But what constitutes a strong password?  A passphrase! Done right, typical passphrases are generally both more secure and more user-friendly than typical passwords. The longer the passphrase and the more words it packs the better, with seven words providing for a solid start. With each extra character (not to mention words), the number of possible combinations rises exponentially, which makes simple brute-force password-cracking attacks far less likely to succeed, if not well-nigh impossible (assuming, of course, that the service in question does not impose limitations on password input length – something that is, sadly, far too common).

Click here to read about making secure passwords by not using dictionary words, using two-factor authentication, and how biometrics are coming to web browsers.

Previous Page1 of 4

Continue Reading

Featured

Code Week prepares 2.3m young Africans for future

By SUNIL GENESS, Director Government Relations & CSR, Global Digital Government, at SAP Africa.

Published

on

On January 6th, 2019, news broke of South African President Cyril Ramaphosa’s plans to announce a new approach to education in his second State of the Nation address, including:

  • A universal roll-out of tablets for all pupils in the country’s 23 700 primary and secondary schools
  • Computer coding and robotics classes for the foundation-phase pupils from grade 1-3 and the
  • Digitisation of the entire curriculum, , including textbooks, workbooks and all teacher support material.

With this, the President has shown South Africa’s response to a global challenge: equipping our youth with the skills they’ll need to survive and thrive in the 21st century digital economy.

Africa’s working-age population will increase to 600 million in 2030 from a base of 370 million in 2010.

In South Africa, unemployment stands at 26.7 percent, but is much more pronounced among youths: 52.2 percent of the country’s 15-24-year-olds are looking for work.

As an organisation deeply invested in South Africa and its future, SAP has developed and implemented a range of initiatives aimed at fostering digital skills development among the country’s youth, including:

AFRICA CODE WEEK

Since its launch in 2015, Africa Code Week has introduced more than 4 million African youth to basic coding.

In 2018, more than 2.3 million youth across 37 countries took part in Africa Code Week.

The digital skills development initiative’s focus on building local capacity for sustainable learning resulted in close to 23 000 teachers being trained in the run-up to the October 2018 events.
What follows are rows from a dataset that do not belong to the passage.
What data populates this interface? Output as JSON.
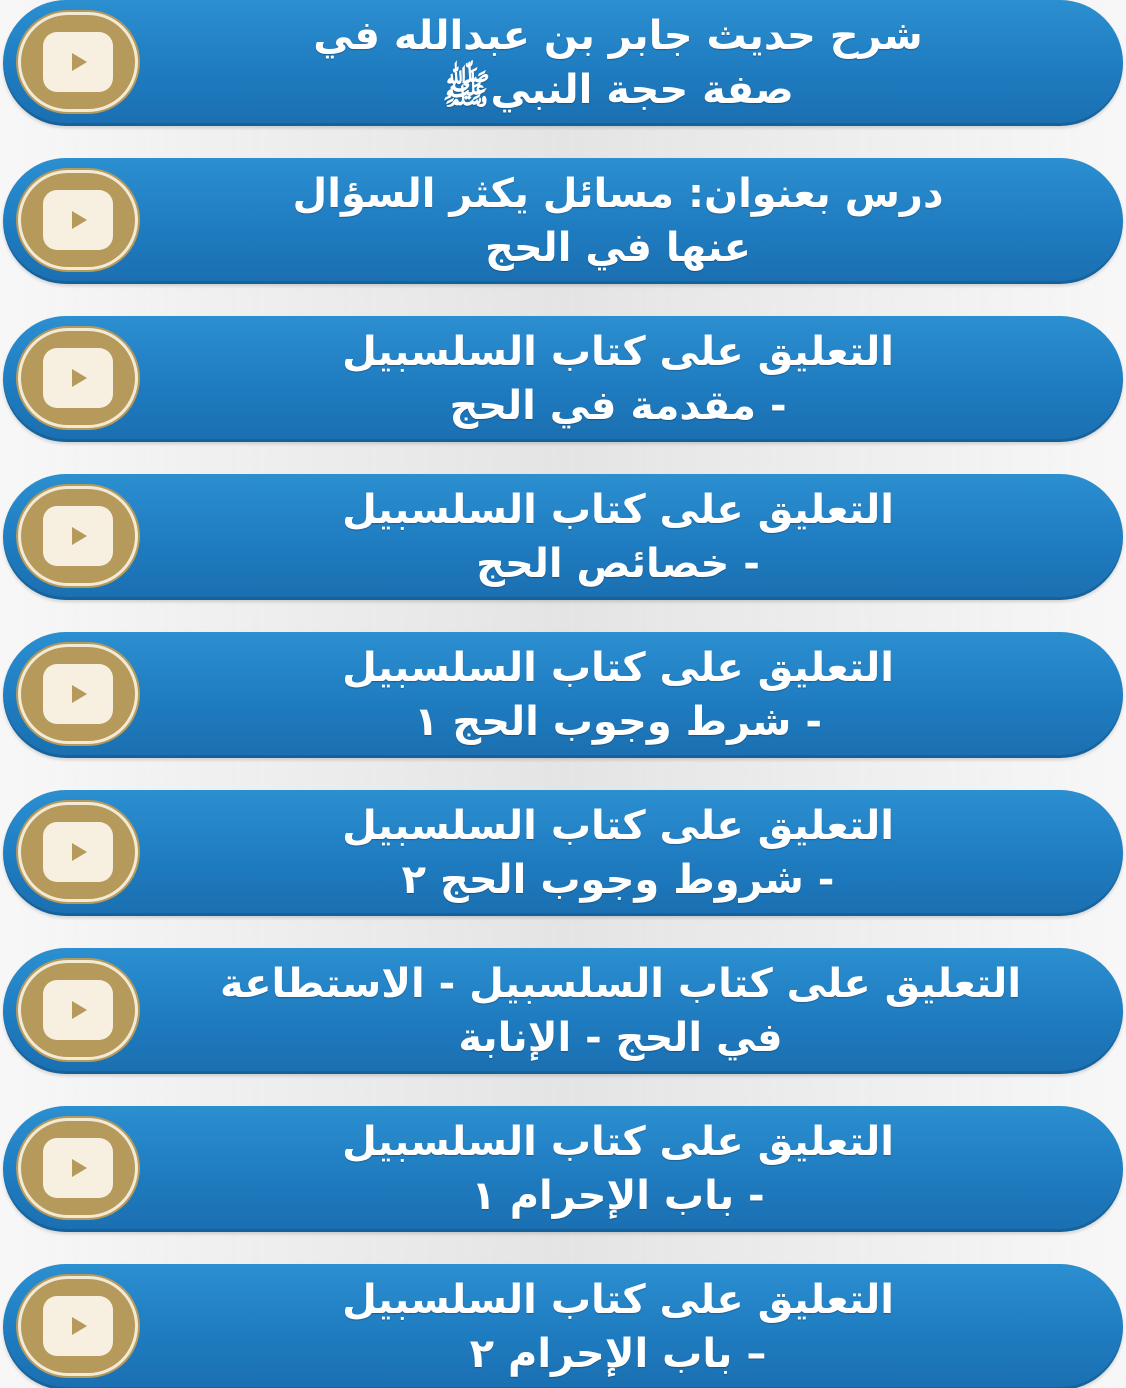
{
  "lessons": [
    {
      "line1": "شرح حديث جابر بن عبدالله في",
      "line2": "صفة حجة النبيﷺ",
      "icon": "play-icon"
    },
    {
      "line1": "درس بعنوان: مسائل يكثر السؤال",
      "line2": "عنها في الحج",
      "icon": "play-icon"
    },
    {
      "line1": "التعليق على كتاب السلسبيل",
      "line2": "- مقدمة في الحج",
      "icon": "play-icon"
    },
    {
      "line1": "التعليق على كتاب السلسبيل",
      "line2": "- خصائص الحج",
      "icon": "play-icon"
    },
    {
      "line1": "التعليق على كتاب السلسبيل",
      "line2": "- شرط وجوب الحج ١",
      "icon": "play-icon"
    },
    {
      "line1": "التعليق على كتاب السلسبيل",
      "line2": "- شروط وجوب الحج ٢",
      "icon": "play-icon"
    },
    {
      "line1": "التعليق على كتاب السلسبيل - الاستطاعة",
      "line2": "في الحج - الإنابة",
      "icon": "play-icon"
    },
    {
      "line1": "التعليق على كتاب السلسبيل",
      "line2": "- باب الإحرام ١",
      "icon": "play-icon"
    },
    {
      "line1": "التعليق على كتاب السلسبيل",
      "line2": "– باب الإحرام ٢",
      "icon": "play-icon"
    }
  ],
  "colors": {
    "button_blue": "#1f7cc0",
    "play_gold": "#b69a5c",
    "play_cream": "#f7efe0",
    "text": "#ffffff"
  }
}
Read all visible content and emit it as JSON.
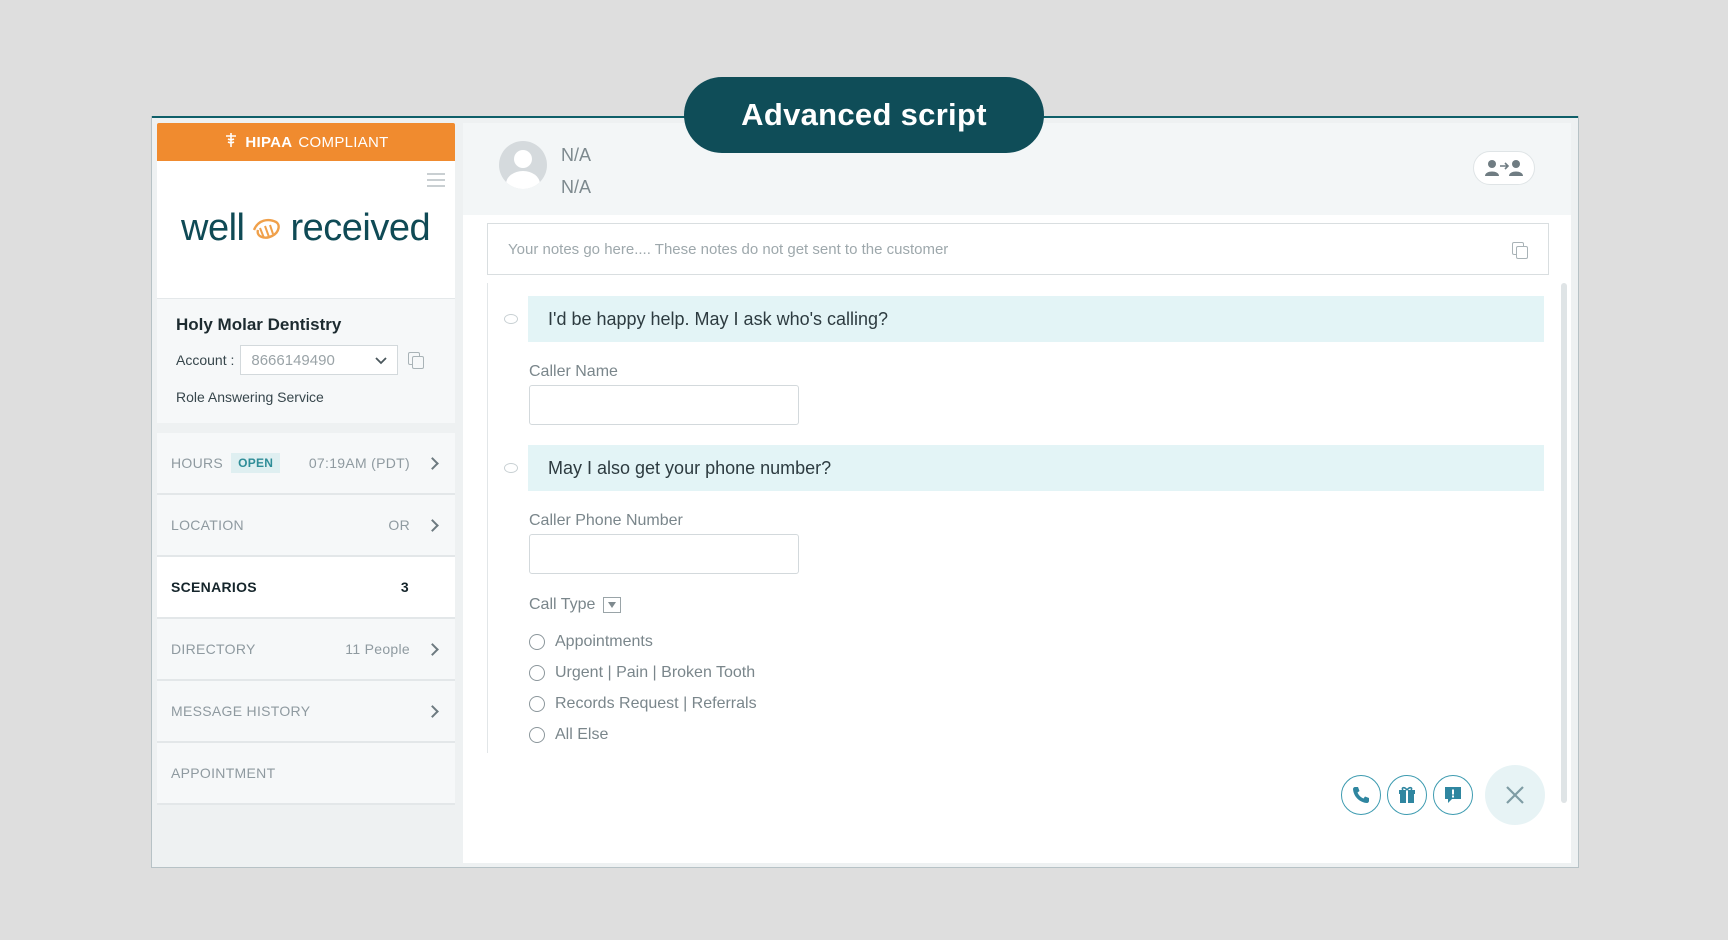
{
  "banner": {
    "title": "Advanced script"
  },
  "sidebar": {
    "hipaa_bold": "HIPAA",
    "hipaa_rest": "COMPLIANT",
    "logo_left": "well",
    "logo_right": "received",
    "business_name": "Holy Molar Dentistry",
    "account_label": "Account :",
    "account_value": "8666149490",
    "role": "Role Answering Service",
    "nav": [
      {
        "label": "HOURS",
        "badge": "OPEN",
        "value": "07:19AM (PDT)"
      },
      {
        "label": "LOCATION",
        "value": "OR"
      },
      {
        "label": "SCENARIOS",
        "value": "3"
      },
      {
        "label": "DIRECTORY",
        "value": "11 People"
      },
      {
        "label": "MESSAGE HISTORY"
      },
      {
        "label": "APPOINTMENT"
      }
    ]
  },
  "header": {
    "caller_name": "N/A",
    "caller_number": "N/A"
  },
  "notes": {
    "placeholder": "Your notes go here.... These notes do not get sent to the customer"
  },
  "script": {
    "prompt1": "I'd be happy help. May I ask who's calling?",
    "field1_label": "Caller Name",
    "field1_value": "",
    "prompt2": "May I also get your phone number?",
    "field2_label": "Caller Phone Number",
    "field2_value": "",
    "call_type_label": "Call Type",
    "options": [
      "Appointments",
      "Urgent | Pain | Broken Tooth",
      "Records Request | Referrals",
      "All Else"
    ]
  },
  "colors": {
    "accent": "#0f4d58",
    "hipaa": "#f08b2f",
    "bubble": "#e3f4f6",
    "action": "#3d9bb0"
  },
  "icons": [
    "menu-icon",
    "copy-icon",
    "chevron-right-icon",
    "transfer-icon",
    "phone-icon",
    "gift-icon",
    "message-icon",
    "close-icon"
  ]
}
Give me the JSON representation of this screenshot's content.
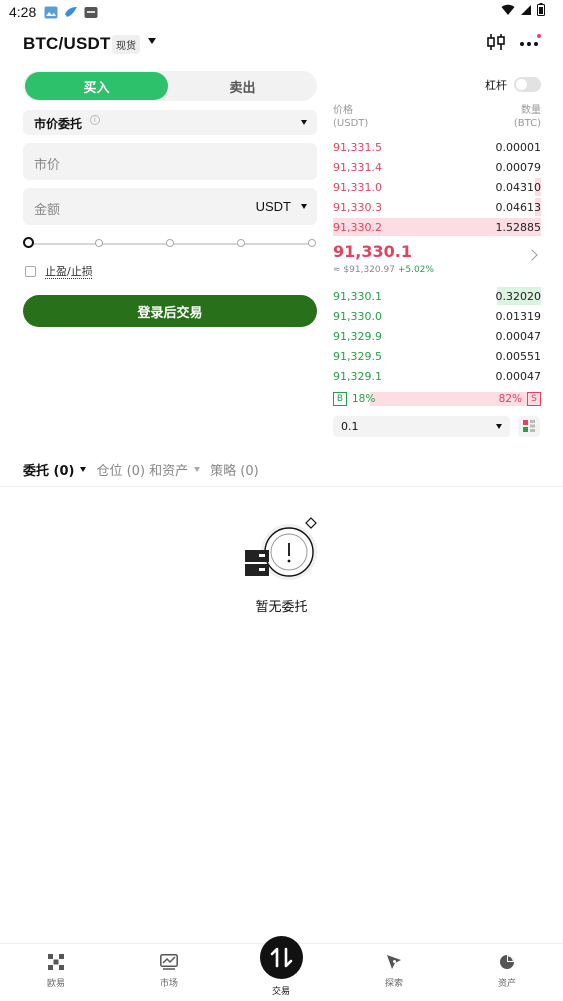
{
  "status_bar": {
    "time": "4:28"
  },
  "header": {
    "pair": "BTC/USDT",
    "market_type": "现货"
  },
  "trade_form": {
    "side_buy": "买入",
    "side_sell": "卖出",
    "order_type": "市价委托",
    "price_placeholder": "市价",
    "amount_placeholder": "金额",
    "amount_unit": "USDT",
    "slider_percent": 0,
    "tpsl_label": "止盈/止损",
    "submit_label": "登录后交易"
  },
  "order_book": {
    "leverage_label": "杠杆",
    "price_header": "价格",
    "price_unit": "(USDT)",
    "qty_header": "数量",
    "qty_unit": "(BTC)",
    "asks": [
      {
        "price": "91,331.5",
        "qty": "0.00001",
        "depth": 0.0
      },
      {
        "price": "91,331.4",
        "qty": "0.00079",
        "depth": 0.0
      },
      {
        "price": "91,331.0",
        "qty": "0.04310",
        "depth": 0.03
      },
      {
        "price": "91,330.3",
        "qty": "0.04613",
        "depth": 0.03
      },
      {
        "price": "91,330.2",
        "qty": "1.52885",
        "depth": 1.0
      }
    ],
    "last_price": "91,330.1",
    "last_price_fiat": "≈ $91,320.97",
    "change_pct": "+5.02%",
    "bids": [
      {
        "price": "91,330.1",
        "qty": "0.32020",
        "depth": 0.21
      },
      {
        "price": "91,330.0",
        "qty": "0.01319",
        "depth": 0.0
      },
      {
        "price": "91,329.9",
        "qty": "0.00047",
        "depth": 0.0
      },
      {
        "price": "91,329.5",
        "qty": "0.00551",
        "depth": 0.0
      },
      {
        "price": "91,329.1",
        "qty": "0.00047",
        "depth": 0.0
      }
    ],
    "buy_badge": "B",
    "buy_ratio": "18%",
    "sell_ratio": "82%",
    "sell_badge": "S",
    "depth_step": "0.1"
  },
  "tabs": [
    {
      "label": "委托 (0)"
    },
    {
      "label": "仓位 (0) 和资产"
    },
    {
      "label": "策略 (0)"
    }
  ],
  "empty_state": {
    "text": "暂无委托"
  },
  "bottom_nav": [
    {
      "label": "欧易"
    },
    {
      "label": "市场"
    },
    {
      "label": "交易"
    },
    {
      "label": "探索"
    },
    {
      "label": "资产"
    }
  ],
  "colors": {
    "buy_green": "#2ec16c",
    "bid_green": "#27a046",
    "ask_red": "#e0445f",
    "login_green": "#29701a"
  }
}
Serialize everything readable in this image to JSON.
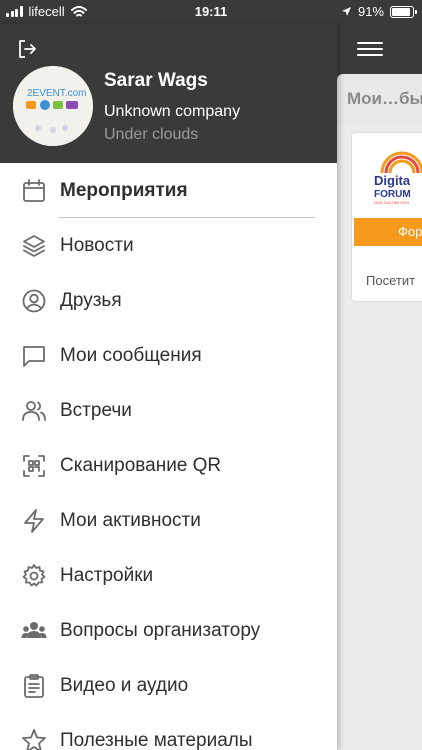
{
  "status": {
    "carrier": "lifecell",
    "time": "19:11",
    "battery": "91%",
    "battery_level": 0.91
  },
  "drawer": {
    "user_name": "Sarar Wags",
    "company": "Unknown company",
    "location": "Under clouds",
    "avatar_text": "2EVENT.com",
    "menu": [
      {
        "label": "Мероприятия",
        "icon": "calendar-icon",
        "active": true
      },
      {
        "label": "Новости",
        "icon": "layers-icon"
      },
      {
        "label": "Друзья",
        "icon": "user-circle-icon"
      },
      {
        "label": "Мои сообщения",
        "icon": "chat-icon"
      },
      {
        "label": "Встречи",
        "icon": "users-icon"
      },
      {
        "label": "Сканирование QR",
        "icon": "qr-scan-icon"
      },
      {
        "label": "Мои активности",
        "icon": "lightning-icon"
      },
      {
        "label": "Настройки",
        "icon": "gear-icon"
      },
      {
        "label": "Вопросы организатору",
        "icon": "group-icon"
      },
      {
        "label": "Видео и аудио",
        "icon": "clipboard-icon"
      },
      {
        "label": "Полезные материалы",
        "icon": "star-icon"
      }
    ]
  },
  "main": {
    "tab_title": "Мои…бы",
    "card_logo_line1": "Digita",
    "card_logo_line2": "FORUM",
    "card_logo_sub": "NUR-SULTAN 2019",
    "card_button": "Фор",
    "card_footer": "Посетит"
  },
  "colors": {
    "header_bg": "#3a3a3a",
    "accent_orange": "#f59a1c",
    "menu_icon": "#6b6b6b"
  }
}
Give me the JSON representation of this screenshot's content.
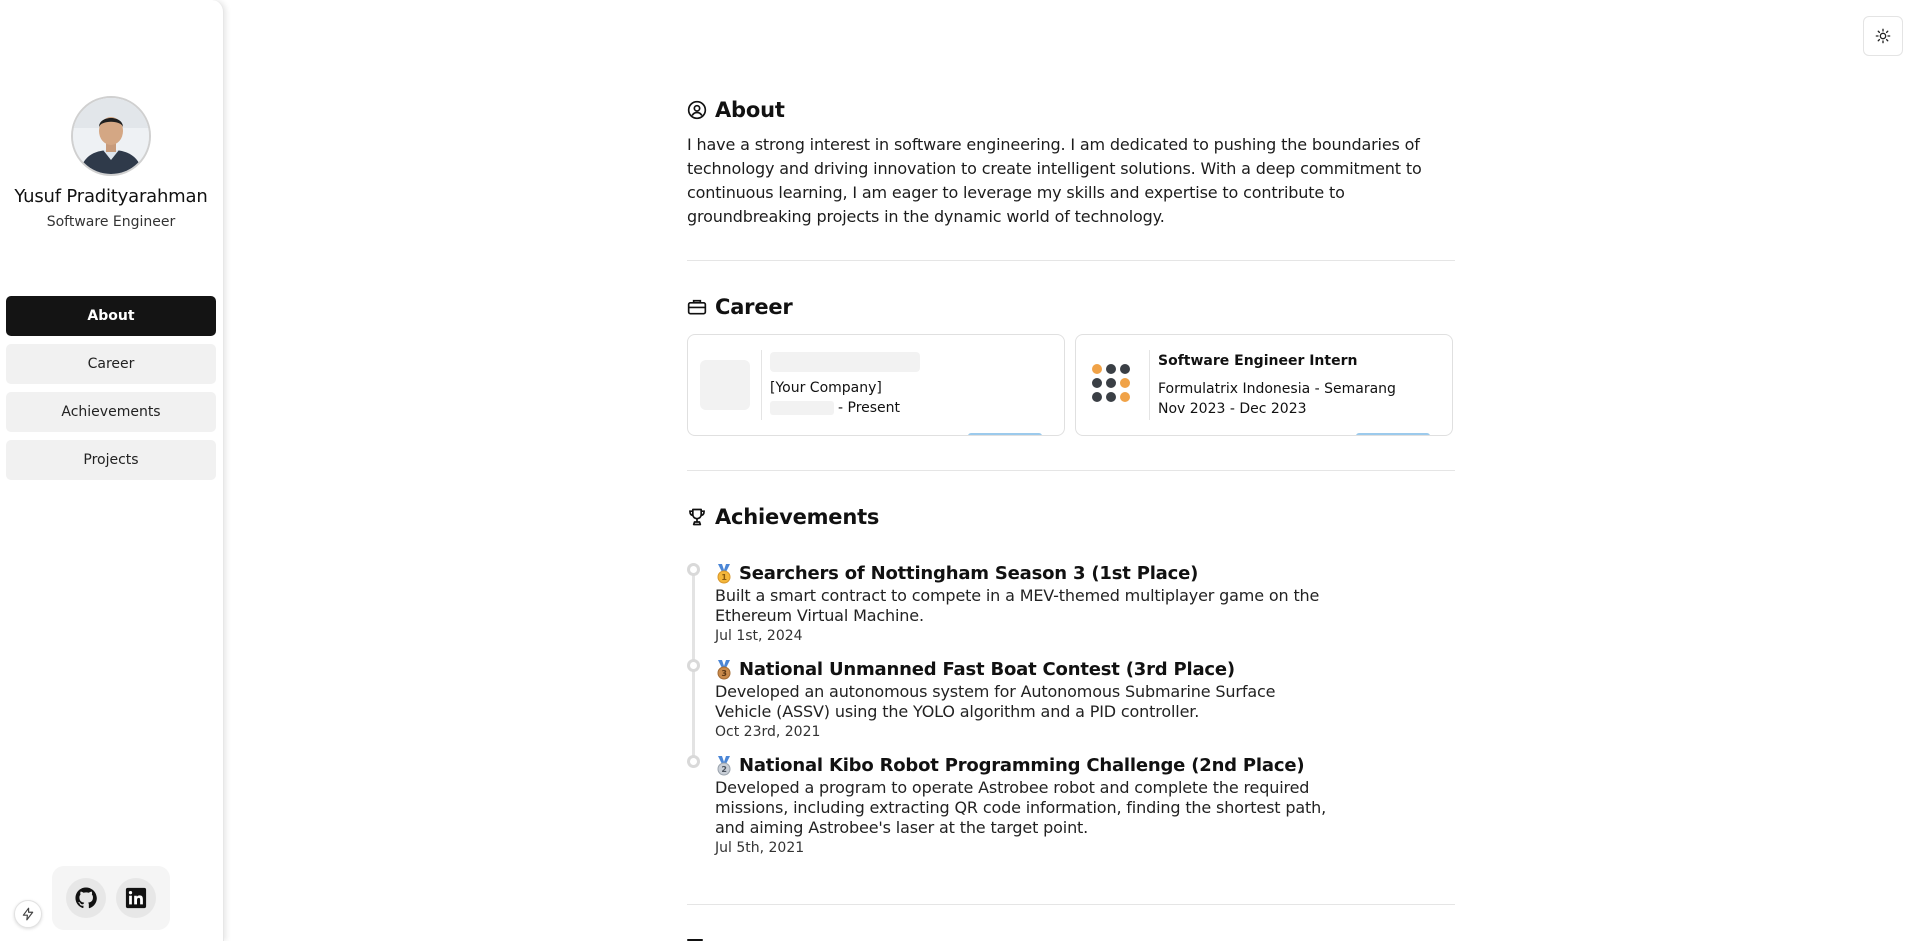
{
  "profile": {
    "name": "Yusuf Pradityarahman",
    "role": "Software Engineer"
  },
  "nav": {
    "items": [
      {
        "label": "About",
        "active": true
      },
      {
        "label": "Career",
        "active": false
      },
      {
        "label": "Achievements",
        "active": false
      },
      {
        "label": "Projects",
        "active": false
      }
    ]
  },
  "social": {
    "icons": [
      "github-icon",
      "linkedin-icon"
    ]
  },
  "about": {
    "title": "About",
    "text": "I have a strong interest in software engineering. I am dedicated to pushing the boundaries of technology and driving innovation to create intelligent solutions. With a deep commitment to continuous learning, I am eager to leverage my skills and expertise to contribute to groundbreaking projects in the dynamic world of technology."
  },
  "career": {
    "title": "Career",
    "cards": [
      {
        "title": "",
        "company": "[Your Company]",
        "period": "- Present",
        "loading": true
      },
      {
        "title": "Software Engineer Intern",
        "company": "Formulatrix Indonesia - Semarang",
        "period": "Nov 2023 - Dec 2023",
        "loading": false
      }
    ]
  },
  "achievements": {
    "title": "Achievements",
    "items": [
      {
        "medal": "gold",
        "title": "Searchers of Nottingham Season 3 (1st Place)",
        "description": "Built a smart contract to compete in a MEV-themed multiplayer game on the Ethereum Virtual Machine.",
        "date": "Jul 1st, 2024"
      },
      {
        "medal": "bronze",
        "title": "National Unmanned Fast Boat Contest (3rd Place)",
        "description": "Developed an autonomous system for Autonomous Submarine Surface Vehicle (ASSV) using the YOLO algorithm and a PID controller.",
        "date": "Oct 23rd, 2021"
      },
      {
        "medal": "silver",
        "title": "National Kibo Robot Programming Challenge (2nd Place)",
        "description": "Developed a program to operate Astrobee robot and complete the required missions, including extracting QR code information, finding the shortest path, and aiming Astrobee's laser at the target point.",
        "date": "Jul 5th, 2021"
      }
    ]
  },
  "colors": {
    "nav_active_bg": "#141414",
    "nav_bg": "#f1f1f1",
    "card_accent": "#9ccaec",
    "medal_gold": "#f4b73b",
    "medal_silver": "#c8ced6",
    "medal_bronze": "#c98a4b",
    "formulatrix_orange": "#f0a247",
    "formulatrix_dark": "#3a3f45"
  }
}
Vital to the success of Africa Code Week is the close support it receives from a broad spectrum of public and private sector institutions, including UNESCO YouthMobile, Google, the German Federal Ministry for Economic Cooperation and Development (BMZ), the Cape Town Science Centre, the Camden Education Trust, 28 African governments, over 130 implementing partners and 120 ambassadors across the continent.

SAP’s efforts to drive digital skills development on the African continent forms part of a broader organisational commitment to the UN Sustainable Development Goals, specifically Goal 4 (“Ensure quality and inclusive education for all”)

A core component of Africa Code Week is to encourage female participation in STEM-related skills development activities: in 2018, more than 46% of all Africa Code Week participants were female.

According to Africa Code Week Global Coordinator Sunil Geness, female representation in STEM-related fields among African businesses currently stands at 30%, “requiring powerful public-private partnerships to start turning the tide and creating more equitable opportunities for African youth to contribute to the continent’s economic development and success”.

Click here to read more about the Skills for Africa graduate training programme, and about the LEGO League.

Previous Page1 of 2

Continue Reading

Trending

Copyright © 2018 World Wide Worx